Driving the news: Natural gas accounted for 45% of all energy consumption growth in 2018. Most regions and many industries, including the shipping sector, as shown in the above chart, are turning to the fuel as a cleaner-burning, cheap alternative to coal and oil.

The big picture: Development of new gas resources, led by America, has ushered in what the IEA predicated in 2011 would be a “golden age of gas.” This is reshaping geopolitics and complicating efforts to address climate change. While the cleanest-burning fossil fuel, natural gas still emits greenhouse gas emissions compared to sources like renewables or nuclear power.

The intrigue: One stark example of how environmental concerns overlap with natural gas is the shipping industry’s anticipated shift to liquefied natural gas (LNG) over fuel oil.

  • The IEA projects a tenfold increase in LNG as shipping fuel by 2024, with container and cruise ships accounting for most of that.
  • This shift is being chiefly driven by tougher environmental rules on the maritime industry that a U.N. agency will begin implementing in January 2020.

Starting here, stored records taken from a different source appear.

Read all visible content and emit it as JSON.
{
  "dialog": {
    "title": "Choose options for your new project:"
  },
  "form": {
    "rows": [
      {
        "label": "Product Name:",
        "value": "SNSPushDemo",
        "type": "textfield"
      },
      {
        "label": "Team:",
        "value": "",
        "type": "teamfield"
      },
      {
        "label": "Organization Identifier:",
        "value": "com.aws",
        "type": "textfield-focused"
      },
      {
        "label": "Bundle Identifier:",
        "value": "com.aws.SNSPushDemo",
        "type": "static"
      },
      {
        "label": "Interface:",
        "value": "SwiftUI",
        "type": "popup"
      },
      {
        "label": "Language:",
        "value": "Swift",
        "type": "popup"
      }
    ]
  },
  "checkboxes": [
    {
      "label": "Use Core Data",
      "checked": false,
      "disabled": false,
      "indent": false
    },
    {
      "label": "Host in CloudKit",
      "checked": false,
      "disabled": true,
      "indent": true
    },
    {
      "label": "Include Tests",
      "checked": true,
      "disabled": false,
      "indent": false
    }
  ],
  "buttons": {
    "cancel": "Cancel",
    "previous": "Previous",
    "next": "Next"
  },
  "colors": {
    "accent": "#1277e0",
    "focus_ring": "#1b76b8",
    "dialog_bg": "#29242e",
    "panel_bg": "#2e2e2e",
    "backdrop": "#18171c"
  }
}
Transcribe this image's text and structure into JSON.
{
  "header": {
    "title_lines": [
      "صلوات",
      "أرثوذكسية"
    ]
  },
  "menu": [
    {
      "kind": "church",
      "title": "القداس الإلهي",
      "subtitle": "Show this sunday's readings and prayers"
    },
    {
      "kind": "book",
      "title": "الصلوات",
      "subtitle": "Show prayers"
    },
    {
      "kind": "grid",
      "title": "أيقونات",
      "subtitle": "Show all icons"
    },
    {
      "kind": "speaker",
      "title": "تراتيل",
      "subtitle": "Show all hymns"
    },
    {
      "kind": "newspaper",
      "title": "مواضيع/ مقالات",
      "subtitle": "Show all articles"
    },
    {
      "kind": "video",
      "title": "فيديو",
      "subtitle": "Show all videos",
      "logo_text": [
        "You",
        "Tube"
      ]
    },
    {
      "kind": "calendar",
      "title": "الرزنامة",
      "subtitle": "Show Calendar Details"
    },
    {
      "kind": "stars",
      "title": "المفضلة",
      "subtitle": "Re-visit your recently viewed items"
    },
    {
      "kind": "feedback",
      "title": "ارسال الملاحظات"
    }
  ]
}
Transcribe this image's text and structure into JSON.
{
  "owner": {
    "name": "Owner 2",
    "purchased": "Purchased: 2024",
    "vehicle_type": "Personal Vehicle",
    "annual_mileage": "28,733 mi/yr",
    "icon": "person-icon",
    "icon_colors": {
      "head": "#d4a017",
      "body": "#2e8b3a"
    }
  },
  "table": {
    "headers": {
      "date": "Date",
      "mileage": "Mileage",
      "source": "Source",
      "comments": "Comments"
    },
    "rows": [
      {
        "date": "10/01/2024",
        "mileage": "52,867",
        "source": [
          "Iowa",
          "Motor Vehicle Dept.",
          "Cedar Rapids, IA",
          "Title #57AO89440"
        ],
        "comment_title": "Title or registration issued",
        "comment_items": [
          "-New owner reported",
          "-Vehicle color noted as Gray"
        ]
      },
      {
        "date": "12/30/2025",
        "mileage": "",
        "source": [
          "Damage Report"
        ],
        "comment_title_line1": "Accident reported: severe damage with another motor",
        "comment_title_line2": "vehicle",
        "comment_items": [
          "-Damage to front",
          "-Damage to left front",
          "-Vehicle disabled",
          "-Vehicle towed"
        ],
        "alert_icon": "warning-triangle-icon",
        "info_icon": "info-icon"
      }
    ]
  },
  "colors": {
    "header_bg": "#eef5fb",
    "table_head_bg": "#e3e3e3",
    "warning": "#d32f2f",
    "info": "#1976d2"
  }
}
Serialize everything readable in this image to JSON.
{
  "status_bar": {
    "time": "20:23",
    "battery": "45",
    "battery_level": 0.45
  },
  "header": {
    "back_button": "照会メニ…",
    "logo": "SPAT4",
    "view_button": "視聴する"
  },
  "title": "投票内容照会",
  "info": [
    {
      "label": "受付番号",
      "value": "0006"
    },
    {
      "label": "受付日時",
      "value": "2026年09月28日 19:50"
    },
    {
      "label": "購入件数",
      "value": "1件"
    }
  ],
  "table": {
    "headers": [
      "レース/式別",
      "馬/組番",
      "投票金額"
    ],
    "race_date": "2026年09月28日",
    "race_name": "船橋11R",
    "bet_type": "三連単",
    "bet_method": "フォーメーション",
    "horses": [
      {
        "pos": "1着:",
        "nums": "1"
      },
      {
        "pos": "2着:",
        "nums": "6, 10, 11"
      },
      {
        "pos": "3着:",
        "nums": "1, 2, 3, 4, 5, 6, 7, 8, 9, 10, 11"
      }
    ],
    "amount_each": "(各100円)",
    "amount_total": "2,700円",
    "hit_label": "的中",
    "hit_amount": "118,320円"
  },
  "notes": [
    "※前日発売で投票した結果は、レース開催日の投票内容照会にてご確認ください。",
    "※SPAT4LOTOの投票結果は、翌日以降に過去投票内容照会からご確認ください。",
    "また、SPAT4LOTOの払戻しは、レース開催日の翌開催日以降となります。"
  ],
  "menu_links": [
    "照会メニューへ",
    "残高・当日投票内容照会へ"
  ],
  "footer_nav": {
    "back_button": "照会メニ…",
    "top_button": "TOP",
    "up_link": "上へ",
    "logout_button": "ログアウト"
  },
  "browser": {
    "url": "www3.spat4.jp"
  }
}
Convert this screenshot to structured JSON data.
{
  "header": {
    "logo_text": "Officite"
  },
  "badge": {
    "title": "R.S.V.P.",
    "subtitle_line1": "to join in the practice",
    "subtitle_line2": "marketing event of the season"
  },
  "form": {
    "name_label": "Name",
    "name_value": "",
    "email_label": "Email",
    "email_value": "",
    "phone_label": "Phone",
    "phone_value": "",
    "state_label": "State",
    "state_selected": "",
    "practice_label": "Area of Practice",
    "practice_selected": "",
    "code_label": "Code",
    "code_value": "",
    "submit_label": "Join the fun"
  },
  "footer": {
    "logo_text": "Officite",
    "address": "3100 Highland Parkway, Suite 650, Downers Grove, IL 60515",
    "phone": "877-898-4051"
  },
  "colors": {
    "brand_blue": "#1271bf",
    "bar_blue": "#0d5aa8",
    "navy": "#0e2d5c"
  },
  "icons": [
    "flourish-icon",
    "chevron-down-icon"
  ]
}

One level deeper: Much of the debate around natural gas focuses on electricity, such as its role in displacing coal and competing with (and sometimes complementing) variable renewable energy. But it's industrial uses for natural gas, such as chemicals and fertilizers, that are the biggest drivers of growth in most areas of the world, per the IEA report. These uses can’t be as easily replaced with renewables like electricity can.

What’s next: IEA sees more demand growth ahead, but not as fast as last year’s. It projects worldwide demand will rise more than 10% over the next 5 years, with China alone expected to account for 40% of the increase.

Go deeper: Energy pioneer tries to surf the natural gas wave